**WHAT YOU ARE ASKED TO DO:** Each record must appear in the answer exactly as given.
==== GIVEN DATA
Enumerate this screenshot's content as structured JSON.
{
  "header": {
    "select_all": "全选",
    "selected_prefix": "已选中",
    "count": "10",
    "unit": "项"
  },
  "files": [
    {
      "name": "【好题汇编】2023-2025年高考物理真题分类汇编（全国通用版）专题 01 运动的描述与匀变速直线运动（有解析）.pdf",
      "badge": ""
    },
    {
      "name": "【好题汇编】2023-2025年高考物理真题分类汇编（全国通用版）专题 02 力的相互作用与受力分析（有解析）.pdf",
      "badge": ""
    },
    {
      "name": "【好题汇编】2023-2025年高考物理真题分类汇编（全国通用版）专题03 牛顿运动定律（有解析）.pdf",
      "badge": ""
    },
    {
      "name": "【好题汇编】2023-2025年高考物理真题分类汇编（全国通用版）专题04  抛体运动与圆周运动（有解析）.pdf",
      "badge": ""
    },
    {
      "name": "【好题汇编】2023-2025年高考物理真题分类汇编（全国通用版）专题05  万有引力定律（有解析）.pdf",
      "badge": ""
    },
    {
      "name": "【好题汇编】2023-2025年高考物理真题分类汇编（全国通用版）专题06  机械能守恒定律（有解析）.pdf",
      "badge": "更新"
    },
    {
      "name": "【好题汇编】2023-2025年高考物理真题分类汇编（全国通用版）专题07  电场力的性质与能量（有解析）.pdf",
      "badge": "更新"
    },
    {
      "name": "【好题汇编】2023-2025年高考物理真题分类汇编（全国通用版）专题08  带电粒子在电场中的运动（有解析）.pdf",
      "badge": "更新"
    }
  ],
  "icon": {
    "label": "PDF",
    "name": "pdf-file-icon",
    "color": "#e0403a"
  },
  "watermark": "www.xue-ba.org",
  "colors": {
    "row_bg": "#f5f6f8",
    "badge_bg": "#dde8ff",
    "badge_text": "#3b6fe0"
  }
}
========
**WRITTEN REPLY:**
Enumerate this screenshot's content as structured JSON.
{
  "header": {
    "select_all": "全选",
    "selected_prefix": "已选中",
    "count": "10",
    "unit": "项"
  },
  "files": [
    {
      "name": "【好题汇编】2023-2025年高考物理真题分类汇编（全国通用版）专题 01 运动的描述与匀变速直线运动（有解析）.pdf",
      "badge": ""
    },
    {
      "name": "【好题汇编】2023-2025年高考物理真题分类汇编（全国通用版）专题 02 力的相互作用与受力分析（有解析）.pdf",
      "badge": ""
    },
    {
      "name": "【好题汇编】2023-2025年高考物理真题分类汇编（全国通用版）专题03 牛顿运动定律（有解析）.pdf",
      "badge": ""
    },
    {
      "name": "【好题汇编】2023-2025年高考物理真题分类汇编（全国通用版）专题04  抛体运动与圆周运动（有解析）.pdf",
      "badge": ""
    },
    {
      "name": "【好题汇编】2023-2025年高考物理真题分类汇编（全国通用版）专题05  万有引力定律（有解析）.pdf",
      "badge": ""
    },
    {
      "name": "【好题汇编】2023-2025年高考物理真题分类汇编（全国通用版）专题06  机械能守恒定律（有解析）.pdf",
      "badge": "更新"
    },
    {
      "name": "【好题汇编】2023-2025年高考物理真题分类汇编（全国通用版）专题07  电场力的性质与能量（有解析）.pdf",
      "badge": "更新"
    },
    {
      "name": "【好题汇编】2023-2025年高考物理真题分类汇编（全国通用版）专题08  带电粒子在电场中的运动（有解析）.pdf",
      "badge": "更新"
    }
  ],
  "icon": {
    "label": "PDF",
    "name": "pdf-file-icon",
    "color": "#e0403a"
  },
  "watermark": "www.xue-ba.org",
  "colors": {
    "row_bg": "#f5f6f8",
    "badge_bg": "#dde8ff",
    "badge_text": "#3b6fe0"
  }
}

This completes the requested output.